[[ Data shown, beginning ]]

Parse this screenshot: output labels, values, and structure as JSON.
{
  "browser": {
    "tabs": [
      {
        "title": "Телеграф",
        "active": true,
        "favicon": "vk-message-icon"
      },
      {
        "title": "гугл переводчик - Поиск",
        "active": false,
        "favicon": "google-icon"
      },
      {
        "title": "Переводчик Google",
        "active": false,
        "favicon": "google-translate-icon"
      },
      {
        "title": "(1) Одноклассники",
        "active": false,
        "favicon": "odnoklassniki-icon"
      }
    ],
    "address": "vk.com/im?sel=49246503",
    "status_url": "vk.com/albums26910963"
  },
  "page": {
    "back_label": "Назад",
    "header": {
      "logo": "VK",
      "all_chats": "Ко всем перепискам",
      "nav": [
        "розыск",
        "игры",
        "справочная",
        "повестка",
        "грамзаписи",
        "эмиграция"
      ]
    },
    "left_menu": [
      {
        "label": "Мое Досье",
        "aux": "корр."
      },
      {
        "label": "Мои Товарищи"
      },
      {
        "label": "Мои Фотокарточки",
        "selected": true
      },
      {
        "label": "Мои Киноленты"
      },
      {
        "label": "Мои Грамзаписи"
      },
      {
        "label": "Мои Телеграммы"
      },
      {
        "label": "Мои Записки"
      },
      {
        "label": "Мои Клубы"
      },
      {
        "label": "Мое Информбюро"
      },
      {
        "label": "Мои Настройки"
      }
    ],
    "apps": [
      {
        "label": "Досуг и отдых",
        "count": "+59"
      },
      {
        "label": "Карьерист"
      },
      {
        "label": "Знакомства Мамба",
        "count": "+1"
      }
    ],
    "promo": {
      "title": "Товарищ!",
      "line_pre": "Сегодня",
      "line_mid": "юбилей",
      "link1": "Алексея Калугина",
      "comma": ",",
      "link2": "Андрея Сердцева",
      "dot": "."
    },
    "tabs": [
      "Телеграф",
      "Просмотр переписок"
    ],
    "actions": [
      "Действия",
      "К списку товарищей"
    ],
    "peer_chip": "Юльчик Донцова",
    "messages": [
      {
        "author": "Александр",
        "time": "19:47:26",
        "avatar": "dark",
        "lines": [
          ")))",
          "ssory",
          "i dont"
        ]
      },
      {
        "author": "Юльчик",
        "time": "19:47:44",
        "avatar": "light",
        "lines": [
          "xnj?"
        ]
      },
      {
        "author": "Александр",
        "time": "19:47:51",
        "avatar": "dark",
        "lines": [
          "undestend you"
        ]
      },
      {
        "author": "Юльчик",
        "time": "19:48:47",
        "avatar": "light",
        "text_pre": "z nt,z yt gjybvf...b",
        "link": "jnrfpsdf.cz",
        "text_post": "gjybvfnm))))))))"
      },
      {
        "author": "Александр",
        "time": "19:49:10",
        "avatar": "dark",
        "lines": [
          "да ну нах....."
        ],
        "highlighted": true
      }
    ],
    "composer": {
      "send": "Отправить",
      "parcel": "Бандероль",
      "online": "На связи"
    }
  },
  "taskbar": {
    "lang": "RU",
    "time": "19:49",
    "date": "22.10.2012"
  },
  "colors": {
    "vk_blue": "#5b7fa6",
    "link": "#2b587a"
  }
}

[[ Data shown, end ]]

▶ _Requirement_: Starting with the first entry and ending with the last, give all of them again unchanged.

▶ _Exercise solution_:
Parse this screenshot: output labels, values, and structure as JSON.
{
  "browser": {
    "tabs": [
      {
        "title": "Телеграф",
        "active": true,
        "favicon": "vk-message-icon"
      },
      {
        "title": "гугл переводчик - Поиск",
        "active": false,
        "favicon": "google-icon"
      },
      {
        "title": "Переводчик Google",
        "active": false,
        "favicon": "google-translate-icon"
      },
      {
        "title": "(1) Одноклассники",
        "active": false,
        "favicon": "odnoklassniki-icon"
      }
    ],
    "address": "vk.com/im?sel=49246503",
    "status_url": "vk.com/albums26910963"
  },
  "page": {
    "back_label": "Назад",
    "header": {
      "logo": "VK",
      "all_chats": "Ко всем перепискам",
      "nav": [
        "розыск",
        "игры",
        "справочная",
        "повестка",
        "грамзаписи",
        "эмиграция"
      ]
    },
    "left_menu": [
      {
        "label": "Мое Досье",
        "aux": "корр."
      },
      {
        "label": "Мои Товарищи"
      },
      {
        "label": "Мои Фотокарточки",
        "selected": true
      },
      {
        "label": "Мои Киноленты"
      },
      {
        "label": "Мои Грамзаписи"
      },
      {
        "label": "Мои Телеграммы"
      },
      {
        "label": "Мои Записки"
      },
      {
        "label": "Мои Клубы"
      },
      {
        "label": "Мое Информбюро"
      },
      {
        "label": "Мои Настройки"
      }
    ],
    "apps": [
      {
        "label": "Досуг и отдых",
        "count": "+59"
      },
      {
        "label": "Карьерист"
      },
      {
        "label": "Знакомства Мамба",
        "count": "+1"
      }
    ],
    "promo": {
      "title": "Товарищ!",
      "line_pre": "Сегодня",
      "line_mid": "юбилей",
      "link1": "Алексея Калугина",
      "comma": ",",
      "link2": "Андрея Сердцева",
      "dot": "."
    },
    "tabs": [
      "Телеграф",
      "Просмотр переписок"
    ],
    "actions": [
      "Действия",
      "К списку товарищей"
    ],
    "peer_chip": "Юльчик Донцова",
    "messages": [
      {
        "author": "Александр",
        "time": "19:47:26",
        "avatar": "dark",
        "lines": [
          ")))",
          "ssory",
          "i dont"
        ]
      },
      {
        "author": "Юльчик",
        "time": "19:47:44",
        "avatar": "light",
        "lines": [
          "xnj?"
        ]
      },
      {
        "author": "Александр",
        "time": "19:47:51",
        "avatar": "dark",
        "lines": [
          "undestend you"
        ]
      },
      {
        "author": "Юльчик",
        "time": "19:48:47",
        "avatar": "light",
        "text_pre": "z nt,z yt gjybvf...b",
        "link": "jnrfpsdf.cz",
        "text_post": "gjybvfnm))))))))"
      },
      {
        "author": "Александр",
        "time": "19:49:10",
        "avatar": "dark",
        "lines": [
          "да ну нах....."
        ],
        "highlighted": true
      }
    ],
    "composer": {
      "send": "Отправить",
      "parcel": "Бандероль",
      "online": "На связи"
    }
  },
  "taskbar": {
    "lang": "RU",
    "time": "19:49",
    "date": "22.10.2012"
  },
  "colors": {
    "vk_blue": "#5b7fa6",
    "link": "#2b587a"
  }
}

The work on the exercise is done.